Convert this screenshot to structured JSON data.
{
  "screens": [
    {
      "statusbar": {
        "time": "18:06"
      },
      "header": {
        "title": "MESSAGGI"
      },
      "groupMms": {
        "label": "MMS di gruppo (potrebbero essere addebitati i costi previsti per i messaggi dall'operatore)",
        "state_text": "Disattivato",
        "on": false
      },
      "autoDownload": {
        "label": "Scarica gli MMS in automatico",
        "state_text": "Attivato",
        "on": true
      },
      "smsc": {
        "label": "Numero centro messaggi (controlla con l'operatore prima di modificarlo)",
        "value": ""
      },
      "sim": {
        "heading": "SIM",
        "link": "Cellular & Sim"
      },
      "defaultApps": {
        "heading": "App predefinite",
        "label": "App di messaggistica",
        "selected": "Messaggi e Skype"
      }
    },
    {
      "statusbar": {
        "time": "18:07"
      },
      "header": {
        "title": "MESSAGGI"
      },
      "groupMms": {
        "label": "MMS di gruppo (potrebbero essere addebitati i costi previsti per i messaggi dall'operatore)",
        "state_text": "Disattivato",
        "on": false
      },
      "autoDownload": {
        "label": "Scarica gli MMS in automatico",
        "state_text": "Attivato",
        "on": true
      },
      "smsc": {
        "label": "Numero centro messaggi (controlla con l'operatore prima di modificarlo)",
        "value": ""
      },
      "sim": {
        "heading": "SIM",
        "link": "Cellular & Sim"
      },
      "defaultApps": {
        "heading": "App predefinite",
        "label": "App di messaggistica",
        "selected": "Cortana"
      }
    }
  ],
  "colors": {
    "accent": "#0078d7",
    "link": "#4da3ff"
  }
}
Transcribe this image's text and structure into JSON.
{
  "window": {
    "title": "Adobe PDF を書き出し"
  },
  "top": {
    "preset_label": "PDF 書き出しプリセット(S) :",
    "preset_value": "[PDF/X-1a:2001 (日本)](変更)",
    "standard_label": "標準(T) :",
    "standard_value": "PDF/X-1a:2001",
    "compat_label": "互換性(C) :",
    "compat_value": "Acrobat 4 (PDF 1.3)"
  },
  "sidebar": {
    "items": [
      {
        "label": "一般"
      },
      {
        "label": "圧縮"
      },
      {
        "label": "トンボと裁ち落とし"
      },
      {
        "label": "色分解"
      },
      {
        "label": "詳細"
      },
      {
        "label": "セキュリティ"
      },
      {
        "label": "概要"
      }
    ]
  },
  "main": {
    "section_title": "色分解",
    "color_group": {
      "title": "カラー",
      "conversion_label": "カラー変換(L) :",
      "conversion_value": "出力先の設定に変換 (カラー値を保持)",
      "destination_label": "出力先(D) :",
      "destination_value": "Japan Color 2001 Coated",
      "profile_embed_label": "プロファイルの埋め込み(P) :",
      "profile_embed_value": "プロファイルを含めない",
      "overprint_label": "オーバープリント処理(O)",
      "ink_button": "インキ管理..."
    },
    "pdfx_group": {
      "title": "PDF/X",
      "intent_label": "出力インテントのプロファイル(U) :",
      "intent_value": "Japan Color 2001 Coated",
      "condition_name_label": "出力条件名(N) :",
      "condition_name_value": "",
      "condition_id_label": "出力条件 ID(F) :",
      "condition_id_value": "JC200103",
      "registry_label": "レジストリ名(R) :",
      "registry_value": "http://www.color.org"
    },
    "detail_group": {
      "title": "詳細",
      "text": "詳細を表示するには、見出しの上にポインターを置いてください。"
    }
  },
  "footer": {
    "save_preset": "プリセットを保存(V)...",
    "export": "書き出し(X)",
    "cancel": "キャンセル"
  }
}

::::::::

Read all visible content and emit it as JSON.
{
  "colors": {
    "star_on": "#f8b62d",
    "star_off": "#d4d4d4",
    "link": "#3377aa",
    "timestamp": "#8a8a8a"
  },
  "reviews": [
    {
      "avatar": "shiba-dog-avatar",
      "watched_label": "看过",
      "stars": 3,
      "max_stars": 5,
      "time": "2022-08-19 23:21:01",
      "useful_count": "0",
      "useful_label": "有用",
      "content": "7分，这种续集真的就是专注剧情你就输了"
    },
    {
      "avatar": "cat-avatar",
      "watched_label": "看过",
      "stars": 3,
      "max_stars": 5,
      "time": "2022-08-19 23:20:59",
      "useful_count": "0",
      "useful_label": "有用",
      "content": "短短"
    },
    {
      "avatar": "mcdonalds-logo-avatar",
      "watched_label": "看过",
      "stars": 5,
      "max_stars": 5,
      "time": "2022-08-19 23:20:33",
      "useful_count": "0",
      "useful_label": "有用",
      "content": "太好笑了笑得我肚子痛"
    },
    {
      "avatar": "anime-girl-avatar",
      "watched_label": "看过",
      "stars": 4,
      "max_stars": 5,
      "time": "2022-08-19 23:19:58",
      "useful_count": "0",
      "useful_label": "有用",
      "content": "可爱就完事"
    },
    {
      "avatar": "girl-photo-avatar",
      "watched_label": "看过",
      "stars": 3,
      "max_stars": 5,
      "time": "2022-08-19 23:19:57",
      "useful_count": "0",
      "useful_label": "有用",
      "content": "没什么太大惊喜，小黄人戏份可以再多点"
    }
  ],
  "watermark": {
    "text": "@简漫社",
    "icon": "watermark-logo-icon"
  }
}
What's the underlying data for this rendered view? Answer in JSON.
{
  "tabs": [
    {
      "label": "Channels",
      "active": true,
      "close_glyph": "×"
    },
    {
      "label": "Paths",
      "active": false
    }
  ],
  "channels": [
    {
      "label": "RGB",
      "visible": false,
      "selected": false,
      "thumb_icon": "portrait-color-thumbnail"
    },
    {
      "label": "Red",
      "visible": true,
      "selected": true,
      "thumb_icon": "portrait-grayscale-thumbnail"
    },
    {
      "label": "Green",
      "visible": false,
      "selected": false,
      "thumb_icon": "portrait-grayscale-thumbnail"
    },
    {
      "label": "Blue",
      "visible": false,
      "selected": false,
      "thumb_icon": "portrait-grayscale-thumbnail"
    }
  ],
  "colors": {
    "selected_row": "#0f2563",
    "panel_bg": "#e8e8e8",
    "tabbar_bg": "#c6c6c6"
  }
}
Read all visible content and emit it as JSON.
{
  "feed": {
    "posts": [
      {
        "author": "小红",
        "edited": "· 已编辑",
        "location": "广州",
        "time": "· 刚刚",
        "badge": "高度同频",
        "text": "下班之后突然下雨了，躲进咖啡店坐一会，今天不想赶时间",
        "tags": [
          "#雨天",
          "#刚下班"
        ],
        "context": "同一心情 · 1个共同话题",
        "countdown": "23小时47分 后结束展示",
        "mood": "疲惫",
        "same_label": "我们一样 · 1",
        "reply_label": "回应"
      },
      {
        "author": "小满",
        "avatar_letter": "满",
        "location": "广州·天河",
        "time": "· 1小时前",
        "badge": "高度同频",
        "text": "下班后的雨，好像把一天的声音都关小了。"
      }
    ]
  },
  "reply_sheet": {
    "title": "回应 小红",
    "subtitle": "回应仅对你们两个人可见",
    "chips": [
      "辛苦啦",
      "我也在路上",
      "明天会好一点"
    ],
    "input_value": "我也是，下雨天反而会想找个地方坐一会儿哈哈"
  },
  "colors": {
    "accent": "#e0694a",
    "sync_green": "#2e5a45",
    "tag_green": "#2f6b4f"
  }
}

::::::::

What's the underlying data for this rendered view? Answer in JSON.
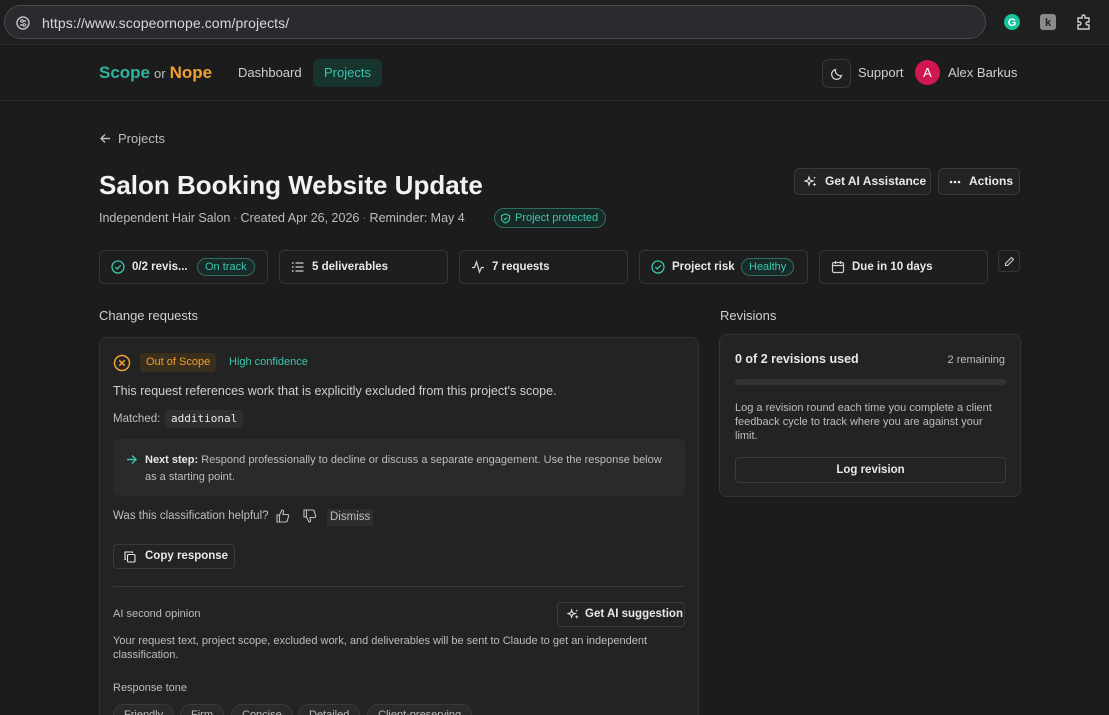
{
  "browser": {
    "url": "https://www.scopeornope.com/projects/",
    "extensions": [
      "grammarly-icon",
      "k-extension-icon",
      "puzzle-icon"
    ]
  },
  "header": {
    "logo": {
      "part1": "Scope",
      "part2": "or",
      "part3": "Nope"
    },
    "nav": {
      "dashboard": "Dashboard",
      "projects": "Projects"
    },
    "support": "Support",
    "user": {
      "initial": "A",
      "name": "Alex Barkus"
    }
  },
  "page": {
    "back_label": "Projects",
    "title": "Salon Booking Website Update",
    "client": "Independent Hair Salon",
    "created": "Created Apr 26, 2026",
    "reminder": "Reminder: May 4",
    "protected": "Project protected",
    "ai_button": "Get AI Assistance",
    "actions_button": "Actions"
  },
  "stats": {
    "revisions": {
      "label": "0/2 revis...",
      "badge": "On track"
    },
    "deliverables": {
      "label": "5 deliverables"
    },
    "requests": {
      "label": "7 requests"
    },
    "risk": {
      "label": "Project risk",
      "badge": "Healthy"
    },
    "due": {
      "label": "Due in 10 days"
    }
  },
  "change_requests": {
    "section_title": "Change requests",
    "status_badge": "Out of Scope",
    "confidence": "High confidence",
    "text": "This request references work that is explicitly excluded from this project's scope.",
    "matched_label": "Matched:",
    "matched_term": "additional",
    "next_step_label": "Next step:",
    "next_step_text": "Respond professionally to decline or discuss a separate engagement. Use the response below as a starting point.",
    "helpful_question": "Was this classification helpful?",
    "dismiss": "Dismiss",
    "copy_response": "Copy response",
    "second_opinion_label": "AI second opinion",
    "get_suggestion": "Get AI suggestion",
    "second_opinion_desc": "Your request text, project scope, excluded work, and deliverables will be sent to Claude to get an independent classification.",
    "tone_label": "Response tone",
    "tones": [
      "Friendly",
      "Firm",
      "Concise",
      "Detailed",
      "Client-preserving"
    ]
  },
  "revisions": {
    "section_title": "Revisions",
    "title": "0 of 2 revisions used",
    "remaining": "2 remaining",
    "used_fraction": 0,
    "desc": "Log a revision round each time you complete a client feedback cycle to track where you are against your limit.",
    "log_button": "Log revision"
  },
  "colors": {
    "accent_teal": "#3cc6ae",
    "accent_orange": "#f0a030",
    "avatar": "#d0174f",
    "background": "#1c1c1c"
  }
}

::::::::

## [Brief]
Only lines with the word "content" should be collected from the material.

## [Your response]
Read all visible content and emit it as JSON.
      "content": "7分，这种续集真的就是专注剧情你就输了"
      "content": "短短"
      "content": "太好笑了笑得我肚子痛"
      "content": "可爱就完事"
      "content": "没什么太大惊喜，小黄人戏份可以再多点"
Read all visible content and emit it as JSON.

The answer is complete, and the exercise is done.